Musk and SpaceX aren’t the only players in the commercial field, of course. There are Richard Branson and Virgin Galactic, Jeff Bezos and Blue Origin, and more conventional private contractors for government projects, like Boeing and Lockheed Martin. But Musk’s company has raced ahead of its competitors in demonstrating the actual practical usability of its rocket technology, especially after last month’s Falcon Heavy launch.
“We have seen the ambitions of people like Elon Musk,” said Peake. “There are several other companies that also have ambitions to send people to Mars. I think that we will end up working very closely with these companies in public-private partnerships when we eventually go to Mars.”
That idea of public-private partnerships is an intriguing one. For his part, Musk has spoken exclusively about SpaceX when detailing his plans for Mars. A partnership with NASA on a Mars mission — perhaps one where NASA astronauts and terrestrial support staff conduct a mission using one of SpaceX’s planned BFR craft to get to the red planet — is certainly conceivable, but it’s not the plan right now.
Still, such a plan could prove the most effective way to combine SpaceX’s cutting-edge rocket tech with NASA’s institutional experience, but that’s not the plan right now. It’s also possible that NASA or another space agency — like Peake’s own European Space Agency — could team with another private spaceflight company, assuming Musk plans to go it alone.
The point is, though, that all those possibilities suggest an acceleration of government agencies’ current plans for spaceflight. If the set target is the late 2030s, it’s possible market competition could knock several years off that, especially if SpaceX can find the same success with the BFR that it did last month with the Falcon Heavy.
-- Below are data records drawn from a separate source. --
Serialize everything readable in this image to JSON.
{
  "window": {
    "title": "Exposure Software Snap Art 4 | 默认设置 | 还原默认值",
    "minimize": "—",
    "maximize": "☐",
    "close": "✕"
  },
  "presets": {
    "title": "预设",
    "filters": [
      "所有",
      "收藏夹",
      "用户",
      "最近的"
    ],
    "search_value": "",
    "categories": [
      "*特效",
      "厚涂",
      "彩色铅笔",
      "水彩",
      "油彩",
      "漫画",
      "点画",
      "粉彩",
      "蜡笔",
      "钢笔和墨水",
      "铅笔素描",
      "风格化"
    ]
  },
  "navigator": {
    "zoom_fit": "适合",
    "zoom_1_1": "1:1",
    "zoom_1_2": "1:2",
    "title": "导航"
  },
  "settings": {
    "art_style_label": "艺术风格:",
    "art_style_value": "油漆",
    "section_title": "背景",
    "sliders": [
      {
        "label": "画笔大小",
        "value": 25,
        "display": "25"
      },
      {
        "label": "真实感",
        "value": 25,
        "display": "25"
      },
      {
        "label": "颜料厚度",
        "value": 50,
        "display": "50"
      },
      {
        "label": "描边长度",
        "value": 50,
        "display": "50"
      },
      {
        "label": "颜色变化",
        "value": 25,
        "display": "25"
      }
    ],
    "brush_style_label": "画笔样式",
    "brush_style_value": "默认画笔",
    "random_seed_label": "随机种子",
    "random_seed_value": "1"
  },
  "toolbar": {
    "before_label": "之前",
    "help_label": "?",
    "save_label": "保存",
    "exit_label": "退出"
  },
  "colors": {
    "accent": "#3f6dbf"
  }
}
After at least seven years of planning and preparation, on Tuesday, SpaceX’s Falcon Heavy will finally make its maiden voyage. Though the aerospace company will attempt to land several of its boosters back on terra firma, its payload will continue along on a one-way ticket toward Mars — but how long will its sojourn around the Red Planet last?
Let’s clear something up right off the bat: Elon Musk’s midnight cherry Roadster isn’t actually going to Mars. It’s not even going to be orbiting Mars in the way that the red planet’s two moons do. Instead, the car will be placed in a heliocentric orbit, meaning it will revolve around the sun, just like all the planets in our solar system.
“The Falcon Heavy will achieve this by using three rockets, with the first two separating after stage one of the launch,” Ben Thornber, an associate professor at the University of Sydney, writes in The Conversation. “The final rocket will then lift the Tesla Roadster up into space, where it will enter a highly elliptical orbit between the Earth and Mars. Without external interference, Falcon Heavy will remain in this orbit for thousands of years.”
The specific kind of heliocentric orbit Musk’s roadster will be traveling on is called Trans-Mars injection, meaning it will orbit the sun in a manner that will bring it close to Earth and Mars again and again. This could mean that the Tesla will be placed several million miles away from Mars, but it’ll still get to snuggle up to the planet — and ours — many times.
Of course, getting the Roadster to its final destination is the hard part. First and foremast, the Falcon Heavy has to not blow up on ascent, which is harder than it sounds. Then, it has to traverse Earth’s Van Allen belt, which is full of high-energy particles waiting to whack the crap out of it. Then, the Tesla has to cruise in deep space for about six hours to reach the finish line.
It’s a lot, but if SpaceX pulls this off, it’ll make history — again.
“We estimate it will be in that orbit for several hundred million years, or maybe in excess of a billion years,” Musk announced in a press conference yesterday.
There’s only one way to find out whether or not Musk’s Tesla will make it to Mars — watch the launch on Tuesday at 1:30 p.m. Eastern.